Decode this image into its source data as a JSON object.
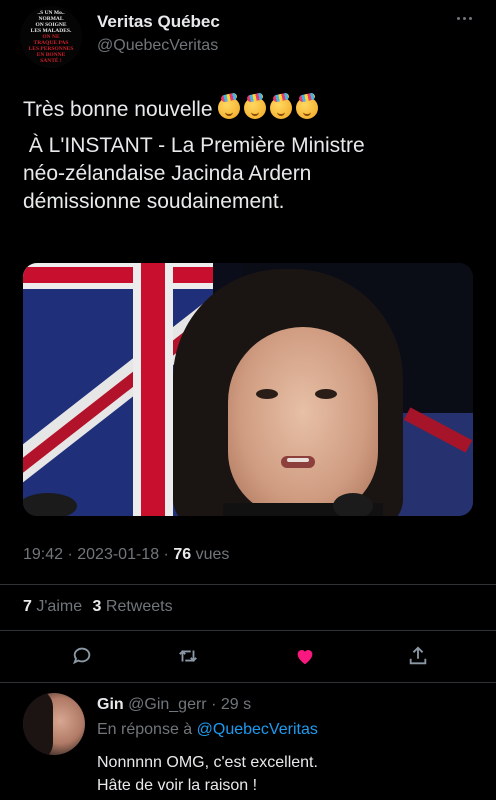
{
  "tweet": {
    "author": {
      "display_name": "Veritas Québec",
      "handle": "@QuebecVeritas",
      "avatar_lines": [
        {
          "text": "..S UN Mo..",
          "color": "#e8e8e8"
        },
        {
          "text": "NORMAL",
          "color": "#e8e8e8"
        },
        {
          "text": "ON SOIGNE",
          "color": "#e8e8e8"
        },
        {
          "text": "LES MALADES.",
          "color": "#e8e8e8"
        },
        {
          "text": "ON NE",
          "color": "#d0202a"
        },
        {
          "text": "TRAQUE PAS",
          "color": "#d0202a"
        },
        {
          "text": "LES PERSONNES",
          "color": "#d0202a"
        },
        {
          "text": "EN BONNE",
          "color": "#d0202a"
        },
        {
          "text": "SANTÉ !",
          "color": "#d0202a"
        }
      ]
    },
    "text_line1": "Très bonne nouvelle",
    "emoji_count": 4,
    "emoji_icon": "partying-face-emoji",
    "text_line2": " À L'INSTANT - La Première Ministre\nnéo-zélandaise Jacinda Ardern\ndémissionne soudainement.",
    "timestamp": "19:42 · 2023-01-18 · ",
    "views_count": "76",
    "views_label": "vues",
    "likes_count": "7",
    "likes_label": "J'aime",
    "retweets_count": "3",
    "retweets_label": "Retweets",
    "actions": [
      {
        "name": "reply-icon"
      },
      {
        "name": "retweet-icon"
      },
      {
        "name": "like-icon",
        "color": "#f91880"
      },
      {
        "name": "share-icon"
      }
    ]
  },
  "reply": {
    "display_name": "Gin",
    "handle": "@Gin_gerr",
    "time": "· 29 s",
    "in_reply_prefix": "En réponse à",
    "in_reply_mention": "@QuebecVeritas",
    "line1": "Nonnnnn OMG, c'est excellent.",
    "line2": "Hâte de voir la raison !"
  },
  "colors": {
    "background": "#000000",
    "text": "#e7e9ea",
    "muted": "#71767b",
    "link": "#1d9bf0",
    "like": "#f91880"
  }
}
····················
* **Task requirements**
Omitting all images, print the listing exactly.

* **Answer section**
Decode this image into its source data as a JSON object.
{
  "tweet": {
    "author": {
      "display_name": "Veritas Québec",
      "handle": "@QuebecVeritas",
      "avatar_lines": [
        {
          "text": "..S UN Mo..",
          "color": "#e8e8e8"
        },
        {
          "text": "NORMAL",
          "color": "#e8e8e8"
        },
        {
          "text": "ON SOIGNE",
          "color": "#e8e8e8"
        },
        {
          "text": "LES MALADES.",
          "color": "#e8e8e8"
        },
        {
          "text": "ON NE",
          "color": "#d0202a"
        },
        {
          "text": "TRAQUE PAS",
          "color": "#d0202a"
        },
        {
          "text": "LES PERSONNES",
          "color": "#d0202a"
        },
        {
          "text": "EN BONNE",
          "color": "#d0202a"
        },
        {
          "text": "SANTÉ !",
          "color": "#d0202a"
        }
      ]
    },
    "text_line1": "Très bonne nouvelle",
    "emoji_count": 4,
    "emoji_icon": "partying-face-emoji",
    "text_line2": " À L'INSTANT - La Première Ministre\nnéo-zélandaise Jacinda Ardern\ndémissionne soudainement.",
    "timestamp": "19:42 · 2023-01-18 · ",
    "views_count": "76",
    "views_label": "vues",
    "likes_count": "7",
    "likes_label": "J'aime",
    "retweets_count": "3",
    "retweets_label": "Retweets",
    "actions": [
      {
        "name": "reply-icon"
      },
      {
        "name": "retweet-icon"
      },
      {
        "name": "like-icon",
        "color": "#f91880"
      },
      {
        "name": "share-icon"
      }
    ]
  },
  "reply": {
    "display_name": "Gin",
    "handle": "@Gin_gerr",
    "time": "· 29 s",
    "in_reply_prefix": "En réponse à",
    "in_reply_mention": "@QuebecVeritas",
    "line1": "Nonnnnn OMG, c'est excellent.",
    "line2": "Hâte de voir la raison !"
  },
  "colors": {
    "background": "#000000",
    "text": "#e7e9ea",
    "muted": "#71767b",
    "link": "#1d9bf0",
    "like": "#f91880"
  }
}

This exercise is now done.